CNBC recently released their analysis of the best places to retire. By looking at lists of “best U.S. cities to retire” by various sources, the news outlet found five destinations that appeared most often. Unsurprisingly, warm climates are a major factor in any study on popular retirement spots, but two cities that made the list you may not have expected. Here are the top cities to retire in and 55+ communities located in those areas.
A warm, sunny climate and low cost of living earn San Antonio its acclaim as a retirement destination. The average home price for a three-bedroom, two-bathroom home in San Antonio is just $214,000, and taxes are relatively low, as the state of Texas does not collect income tax. With the Alamo located in the city’s Downtown, San Antonio is full of history to explore. The Riverwalk is a great way to experience the city through beautifully landscaped trails along the water. Military retirees are particularly fond of San Antonio thanks to its long-established military community and numerous veteran resources.
Hill Country Retreat – San Antonio
Amorosa at Cibolo Canyons – San Antonio
The Grove at Vintage Oaks - New Braunfels
While San Francisco has a higher cost of living than other cities on this list, the Bay Area’s attraction is undeniable. San Francisco maintains a cool, comfortable climate with plenty of sunny days throughout the year. Surrounded by water, this city offers beautiful views in every direction, with fantastic homes to match. The high-tech companies of the Silicon Valley have created a booming economy in the city, but not at the expense of its beauty. San Francisco contains a wealth of parks for residents to enjoy. The city isn’t just for young professionals, either - 26% of the population is age 45 to 64 while 14% is 65 or better.
Foster Square - Foster City
Rossmoor -Walnut Creek
Trilogy at the Vineyards - Brentwood
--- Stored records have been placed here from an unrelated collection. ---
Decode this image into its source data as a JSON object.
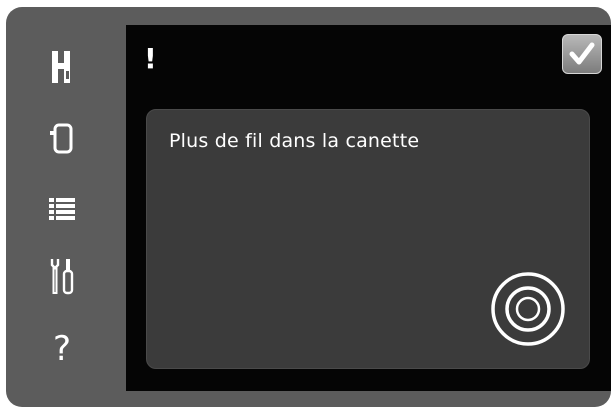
{
  "sidebar": {
    "items": [
      {
        "name": "presser-foot-icon"
      },
      {
        "name": "hoop-icon"
      },
      {
        "name": "menu-list-icon"
      },
      {
        "name": "tools-icon"
      },
      {
        "name": "help-icon",
        "glyph": "?"
      }
    ]
  },
  "screen": {
    "alert_glyph": "!",
    "message": "Plus de fil dans la canette",
    "ok_icon": "check-icon",
    "bobbin_icon": "bobbin-icon"
  },
  "colors": {
    "frame": "#5c5c5c",
    "screen": "#050505",
    "panel": "#3b3b3b",
    "text": "#ffffff"
  }
}
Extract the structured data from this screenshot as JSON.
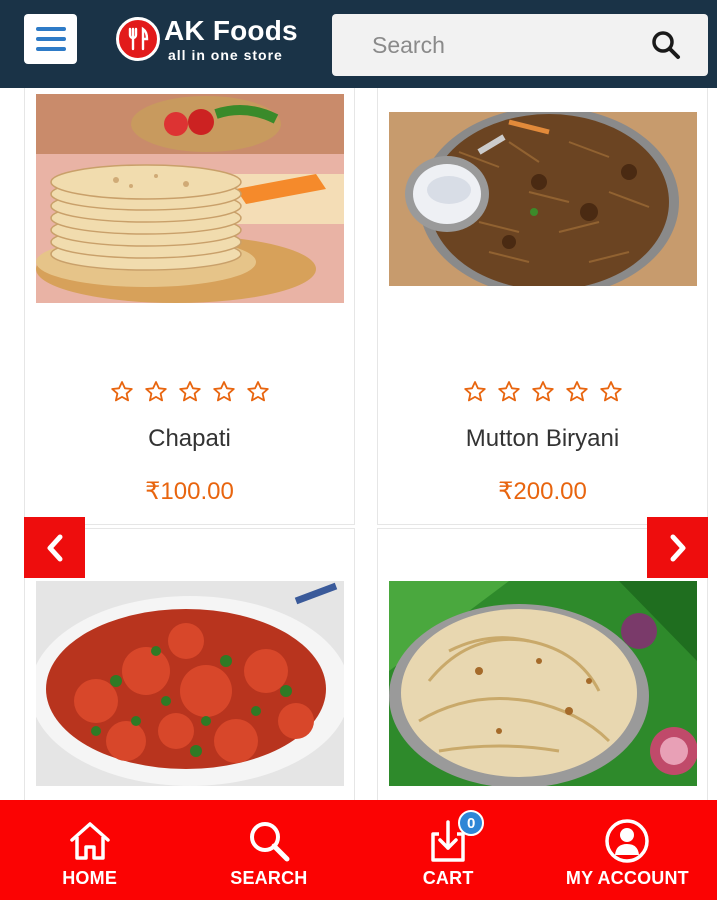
{
  "header": {
    "menu_icon": "hamburger-icon",
    "logo": {
      "title": "AK Foods",
      "tagline": "all in one store",
      "icon": "fork-knife-icon"
    },
    "search": {
      "placeholder": "Search",
      "icon": "search-icon"
    }
  },
  "products": [
    {
      "name": "Chapati",
      "price": "₹100.00",
      "rating": 0,
      "max_rating": 5
    },
    {
      "name": "Mutton Biryani",
      "price": "₹200.00",
      "rating": 0,
      "max_rating": 5
    },
    {
      "name": "",
      "price": "",
      "rating": 0,
      "max_rating": 5
    },
    {
      "name": "",
      "price": "",
      "rating": 0,
      "max_rating": 5
    }
  ],
  "carousel": {
    "prev_icon": "chevron-left-icon",
    "next_icon": "chevron-right-icon"
  },
  "bottom_nav": {
    "items": [
      {
        "label": "HOME",
        "icon": "home-icon"
      },
      {
        "label": "SEARCH",
        "icon": "search-icon"
      },
      {
        "label": "CART",
        "icon": "cart-download-icon",
        "badge": "0"
      },
      {
        "label": "MY ACCOUNT",
        "icon": "user-icon"
      }
    ]
  },
  "colors": {
    "header_bg": "#1a3347",
    "accent_red": "#fb0303",
    "price_orange": "#e8650f",
    "badge_blue": "#2e86d6"
  }
}
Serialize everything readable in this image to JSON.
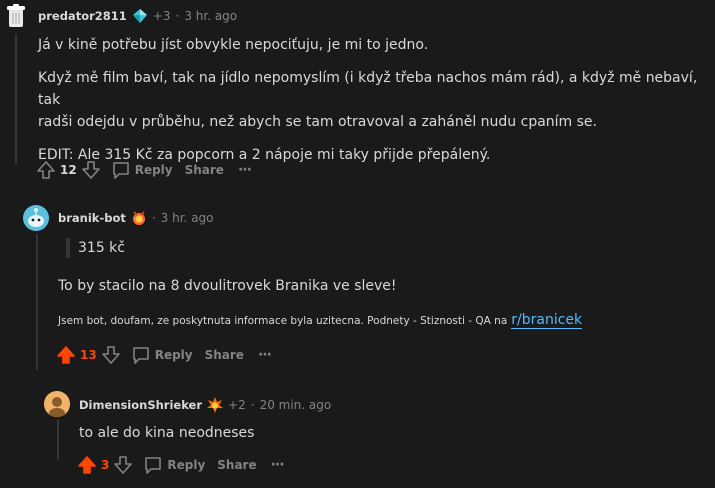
{
  "comments": [
    {
      "username": "predator2811",
      "flair_icon": "diamond-icon",
      "karma": "+3",
      "separator": "·",
      "time": "3 hr. ago",
      "paragraphs": [
        "Já v kině potřebu jíst obvykle nepociťuju, je mi to jedno.",
        "Když mě film baví, tak na jídlo nepomyslím (i když třeba nachos mám rád), a když mě nebaví, tak",
        "radši odejdu v průběhu, než abych se tam otravoval a zaháněl nudu cpaním se.",
        "EDIT: Ale 315 Kč za popcorn a 2 nápoje mi taky přijde přepálený."
      ],
      "votes": "12",
      "reply_label": "Reply",
      "share_label": "Share",
      "more_label": "···"
    },
    {
      "username": "branik-bot",
      "flair_icon": "medal-icon",
      "separator": "·",
      "time": "3 hr. ago",
      "quote": "315 kč",
      "paragraph": "To by stacilo na 8 dvoulitrovek Branika ve sleve!",
      "footer_text": "Jsem bot, doufam, ze poskytnuta informace byla uzitecna. Podnety - Stiznosti - QA na",
      "footer_link": "r/branicek",
      "votes": "13",
      "reply_label": "Reply",
      "share_label": "Share",
      "more_label": "···"
    },
    {
      "username": "DimensionShrieker",
      "flair_icon": "explosion-icon",
      "karma": "+2",
      "separator": "·",
      "time": "20 min. ago",
      "paragraph": "to ale do kina neodneses",
      "votes": "3",
      "reply_label": "Reply",
      "share_label": "Share",
      "more_label": "···"
    }
  ],
  "colors": {
    "background": "#1a1a1b",
    "text": "#d7dadc",
    "muted": "#818384",
    "upvote": "#ff4500",
    "link": "#4fbcff",
    "thread_line": "#343536"
  }
}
Despite its harsh winters, Pittsburgh’s affordability, low crime rate, and great health care options contribute greatly to residents’ overall well-being. The University of Pittsburgh Medical Center is one of the best health care systems in the country and serves the city’s senior residents, who make up a large percentage of the population. The former steel town has successfully transformed itself into a center for technology and the arts, with plenty of attractions for retirees to enjoy, including the Carnegie Museum of Natural History.
Traditions of America at Summer Seat - Pittsburgh
The Gables - Mars
Traditions of America at Liberty Hills – Freedom
Another location that doesn’t exactly fit the mold for retirement destinations, Salt Lake City nonetheless offers spectacular mountain views as well as an excellent downtown area. A commuter rail originally built for the 2002 Winter Olympics is now a great resource that helps residents get around. While this city’s cost of living isn’t quite as low as Pittsburgh’s, Salt Lake City does rival Pittsburgh in health care with highly rated hospitals. Also contributing to residents’ good health are the many recreational opportunities in Salt Lake City, including the hiking trails and ski resorts at Big Cottonwood Canyon.
Garden Park at Daybreak - South Jordan
The Village at Bingham Point - West Valley City
Heritage Village - Payson
1. Austin, TX
The Austin area has experienced a surge of growth over the last decade. Despite this expansion, Austin still enjoys a lower cost of living than most major U.S. cities. Retirees flock to Austin in large part due to its long, hot summers and mild winters that see highs in the 60s on average, and its status as the “Live Music Capital of the World” doesn’t hurt either. Whatever your music of choice, Austin has a concert or festival to show you a good time. The city is also home to a phenomenal restaurant scene as well as a variety of outdoor attractions such as the miles of hiking trails at the Barton Creek Greenbelt.